-- Provided records follows --

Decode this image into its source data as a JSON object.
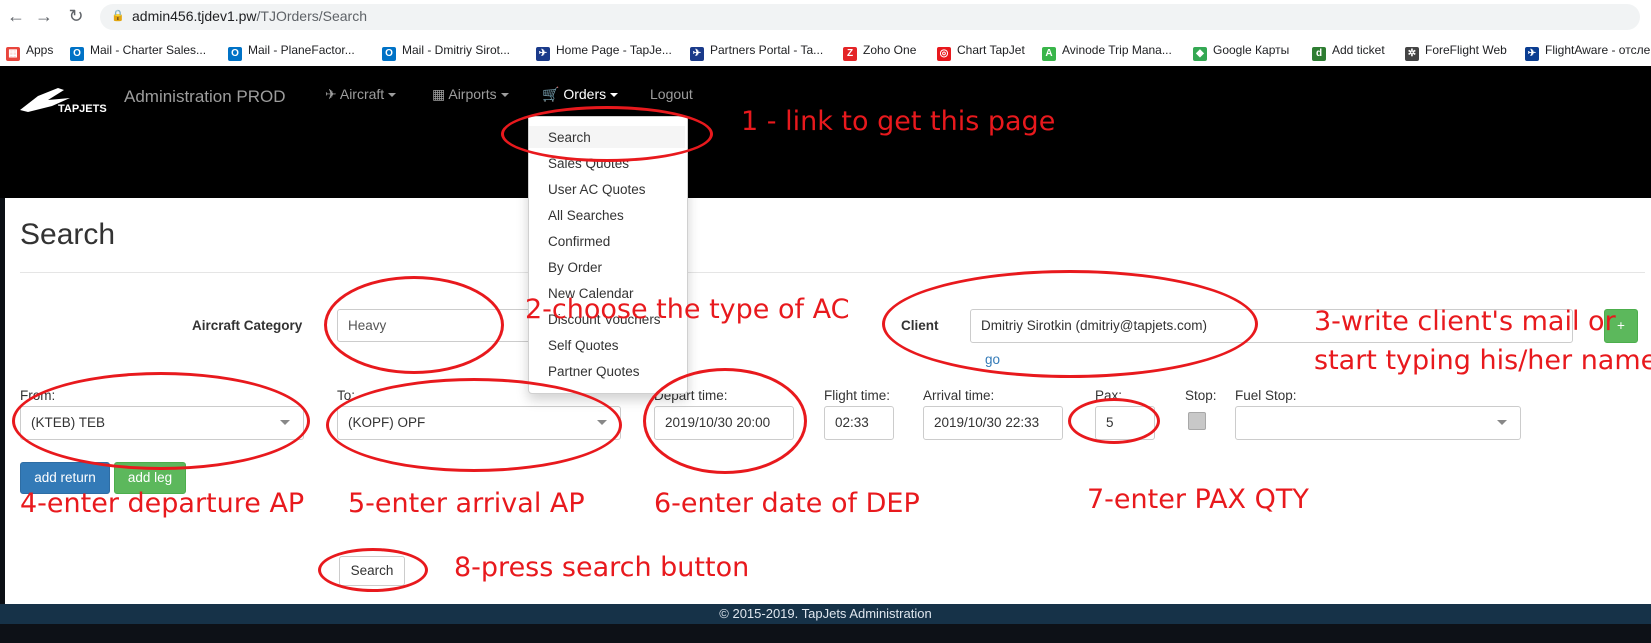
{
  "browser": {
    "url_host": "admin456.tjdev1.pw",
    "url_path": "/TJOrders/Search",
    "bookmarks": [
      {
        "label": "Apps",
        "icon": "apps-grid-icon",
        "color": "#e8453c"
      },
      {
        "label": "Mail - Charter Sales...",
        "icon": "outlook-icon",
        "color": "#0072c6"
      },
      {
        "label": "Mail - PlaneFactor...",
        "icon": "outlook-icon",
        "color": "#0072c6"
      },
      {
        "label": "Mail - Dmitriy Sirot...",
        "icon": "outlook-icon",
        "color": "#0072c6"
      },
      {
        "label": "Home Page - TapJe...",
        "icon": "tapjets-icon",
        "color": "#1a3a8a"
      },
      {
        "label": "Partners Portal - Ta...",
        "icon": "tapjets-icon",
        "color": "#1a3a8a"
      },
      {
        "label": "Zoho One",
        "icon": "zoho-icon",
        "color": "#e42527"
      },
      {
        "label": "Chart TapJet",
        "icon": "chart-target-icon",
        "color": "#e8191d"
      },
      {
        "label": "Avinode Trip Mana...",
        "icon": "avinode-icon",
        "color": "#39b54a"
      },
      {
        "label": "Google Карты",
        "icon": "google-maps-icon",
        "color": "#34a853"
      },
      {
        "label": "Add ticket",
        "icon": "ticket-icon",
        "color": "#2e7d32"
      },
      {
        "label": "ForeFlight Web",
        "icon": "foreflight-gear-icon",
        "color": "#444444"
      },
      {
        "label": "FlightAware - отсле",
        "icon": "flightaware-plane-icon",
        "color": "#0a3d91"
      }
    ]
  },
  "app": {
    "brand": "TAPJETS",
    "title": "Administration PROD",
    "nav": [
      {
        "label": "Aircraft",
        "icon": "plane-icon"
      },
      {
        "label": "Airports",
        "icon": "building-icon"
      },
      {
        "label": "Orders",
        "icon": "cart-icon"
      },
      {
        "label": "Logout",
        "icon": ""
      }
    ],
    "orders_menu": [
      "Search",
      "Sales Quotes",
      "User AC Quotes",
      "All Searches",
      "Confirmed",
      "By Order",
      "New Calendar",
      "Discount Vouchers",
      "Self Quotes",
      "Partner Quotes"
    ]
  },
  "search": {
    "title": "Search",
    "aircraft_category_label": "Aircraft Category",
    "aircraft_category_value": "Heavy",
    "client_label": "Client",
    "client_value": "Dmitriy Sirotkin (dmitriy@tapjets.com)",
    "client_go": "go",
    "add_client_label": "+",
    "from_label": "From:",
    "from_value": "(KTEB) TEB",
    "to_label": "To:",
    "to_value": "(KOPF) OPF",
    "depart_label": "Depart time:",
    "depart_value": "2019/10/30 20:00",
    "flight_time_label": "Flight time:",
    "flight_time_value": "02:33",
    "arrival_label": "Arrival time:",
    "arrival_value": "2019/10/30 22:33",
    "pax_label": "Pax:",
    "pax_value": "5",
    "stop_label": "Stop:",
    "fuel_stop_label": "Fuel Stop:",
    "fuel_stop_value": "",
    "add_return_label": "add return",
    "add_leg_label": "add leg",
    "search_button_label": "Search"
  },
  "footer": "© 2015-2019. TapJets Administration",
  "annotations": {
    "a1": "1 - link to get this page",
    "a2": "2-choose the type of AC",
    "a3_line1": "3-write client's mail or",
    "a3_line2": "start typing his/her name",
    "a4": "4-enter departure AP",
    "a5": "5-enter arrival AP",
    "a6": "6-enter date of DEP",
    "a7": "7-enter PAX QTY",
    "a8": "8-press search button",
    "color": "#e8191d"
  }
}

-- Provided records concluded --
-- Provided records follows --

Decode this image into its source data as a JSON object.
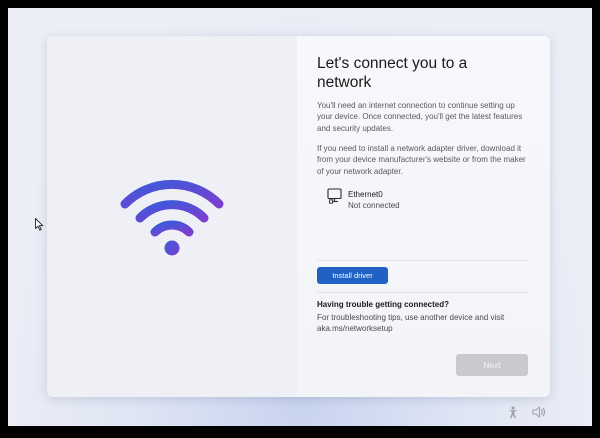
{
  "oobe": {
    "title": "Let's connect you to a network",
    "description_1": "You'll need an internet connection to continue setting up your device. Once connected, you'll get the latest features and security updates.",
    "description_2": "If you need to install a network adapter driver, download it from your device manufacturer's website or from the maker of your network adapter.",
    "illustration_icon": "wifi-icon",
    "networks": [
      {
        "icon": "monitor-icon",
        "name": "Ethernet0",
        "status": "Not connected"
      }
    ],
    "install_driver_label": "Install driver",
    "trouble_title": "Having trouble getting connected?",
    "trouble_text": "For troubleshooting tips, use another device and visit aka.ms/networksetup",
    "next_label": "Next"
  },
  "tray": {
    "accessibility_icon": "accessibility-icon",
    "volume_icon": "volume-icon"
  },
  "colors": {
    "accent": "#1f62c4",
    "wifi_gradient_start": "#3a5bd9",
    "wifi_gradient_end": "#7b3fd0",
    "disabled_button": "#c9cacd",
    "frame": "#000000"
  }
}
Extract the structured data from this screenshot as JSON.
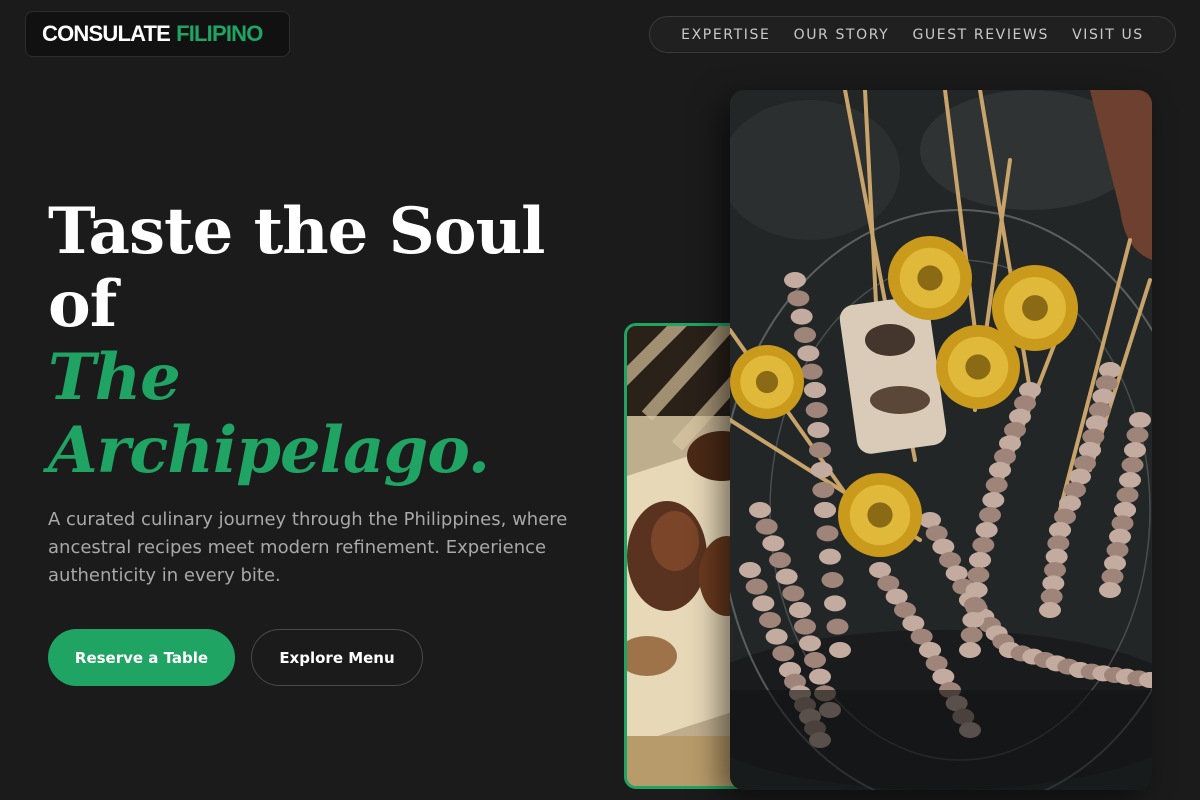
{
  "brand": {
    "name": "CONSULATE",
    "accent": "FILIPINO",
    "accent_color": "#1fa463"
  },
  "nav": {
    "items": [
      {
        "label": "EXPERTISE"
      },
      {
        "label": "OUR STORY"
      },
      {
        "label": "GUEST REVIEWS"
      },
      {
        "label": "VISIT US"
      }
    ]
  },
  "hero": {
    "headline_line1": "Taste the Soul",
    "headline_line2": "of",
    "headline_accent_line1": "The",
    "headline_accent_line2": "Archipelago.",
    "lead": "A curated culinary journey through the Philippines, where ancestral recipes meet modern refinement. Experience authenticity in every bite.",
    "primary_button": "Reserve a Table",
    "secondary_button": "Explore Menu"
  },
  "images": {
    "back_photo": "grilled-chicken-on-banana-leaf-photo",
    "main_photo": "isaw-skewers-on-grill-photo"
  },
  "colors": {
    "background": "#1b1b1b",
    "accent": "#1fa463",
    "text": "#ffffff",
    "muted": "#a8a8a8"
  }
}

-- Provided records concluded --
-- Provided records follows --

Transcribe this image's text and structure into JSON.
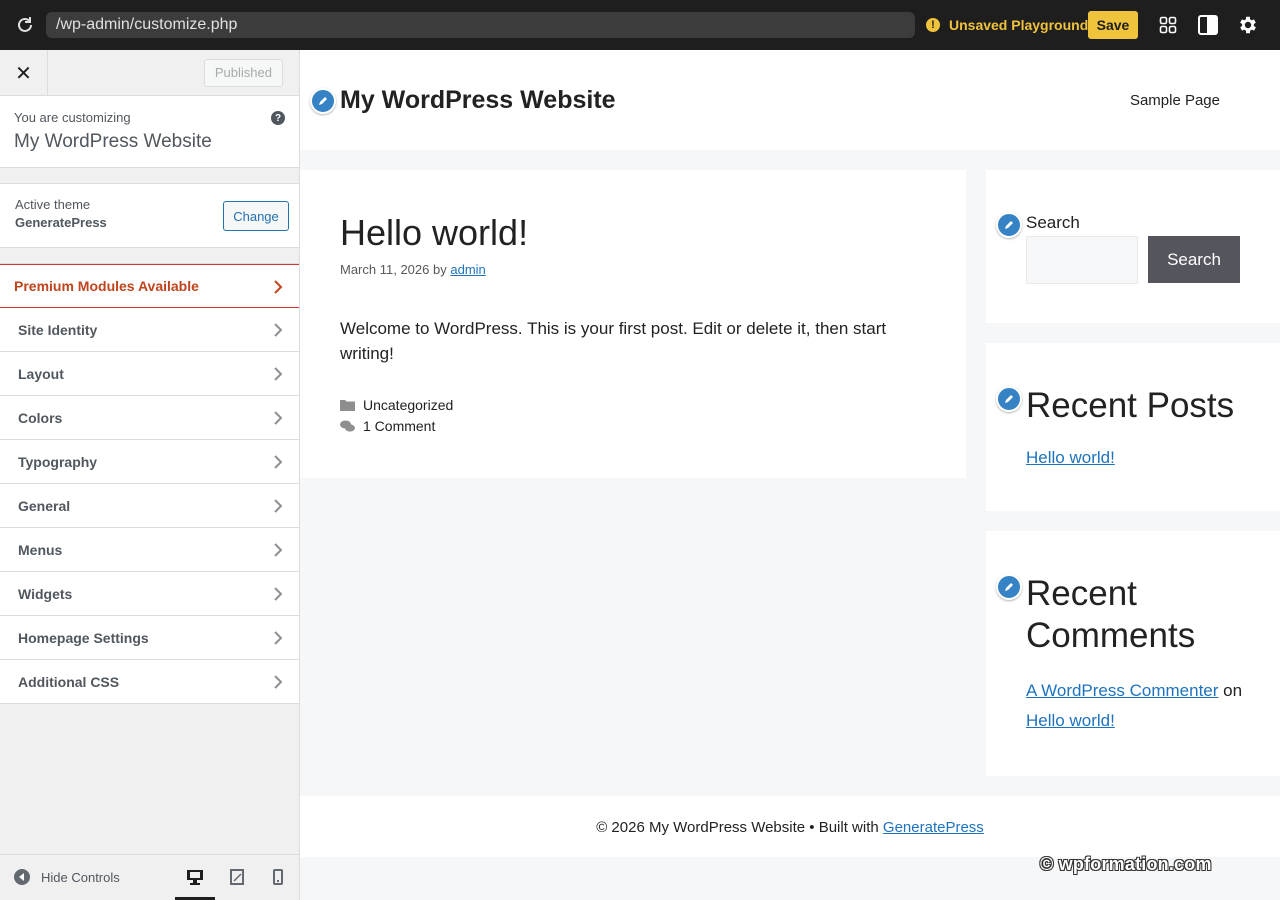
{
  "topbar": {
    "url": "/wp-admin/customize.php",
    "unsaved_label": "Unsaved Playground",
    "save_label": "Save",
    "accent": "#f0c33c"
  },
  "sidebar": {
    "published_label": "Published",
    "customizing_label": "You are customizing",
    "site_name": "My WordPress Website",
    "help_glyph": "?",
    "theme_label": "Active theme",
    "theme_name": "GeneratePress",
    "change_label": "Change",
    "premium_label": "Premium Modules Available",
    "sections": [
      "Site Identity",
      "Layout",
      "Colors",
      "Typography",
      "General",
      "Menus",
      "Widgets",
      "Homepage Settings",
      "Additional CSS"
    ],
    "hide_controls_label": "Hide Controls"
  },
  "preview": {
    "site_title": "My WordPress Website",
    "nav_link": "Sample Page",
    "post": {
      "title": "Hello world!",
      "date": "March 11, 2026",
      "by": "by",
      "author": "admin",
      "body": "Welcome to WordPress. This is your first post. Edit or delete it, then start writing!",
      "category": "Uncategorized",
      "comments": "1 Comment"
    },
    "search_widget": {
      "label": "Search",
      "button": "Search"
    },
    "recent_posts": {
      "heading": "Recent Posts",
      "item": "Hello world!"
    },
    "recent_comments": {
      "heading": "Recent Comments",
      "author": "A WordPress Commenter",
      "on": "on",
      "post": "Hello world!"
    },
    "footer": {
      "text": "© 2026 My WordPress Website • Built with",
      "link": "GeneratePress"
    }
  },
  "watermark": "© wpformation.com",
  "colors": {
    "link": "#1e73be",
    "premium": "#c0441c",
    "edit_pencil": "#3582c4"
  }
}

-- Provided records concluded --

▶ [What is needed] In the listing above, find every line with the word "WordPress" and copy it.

▶ [Solved exercise]
    "site_name": "My WordPress Website",
    "site_title": "My WordPress Website",
      "body": "Welcome to WordPress. This is your first post. Edit or delete it, then start writing!",
      "author": "A WordPress Commenter",
      "text": "© 2026 My WordPress Website • Built with",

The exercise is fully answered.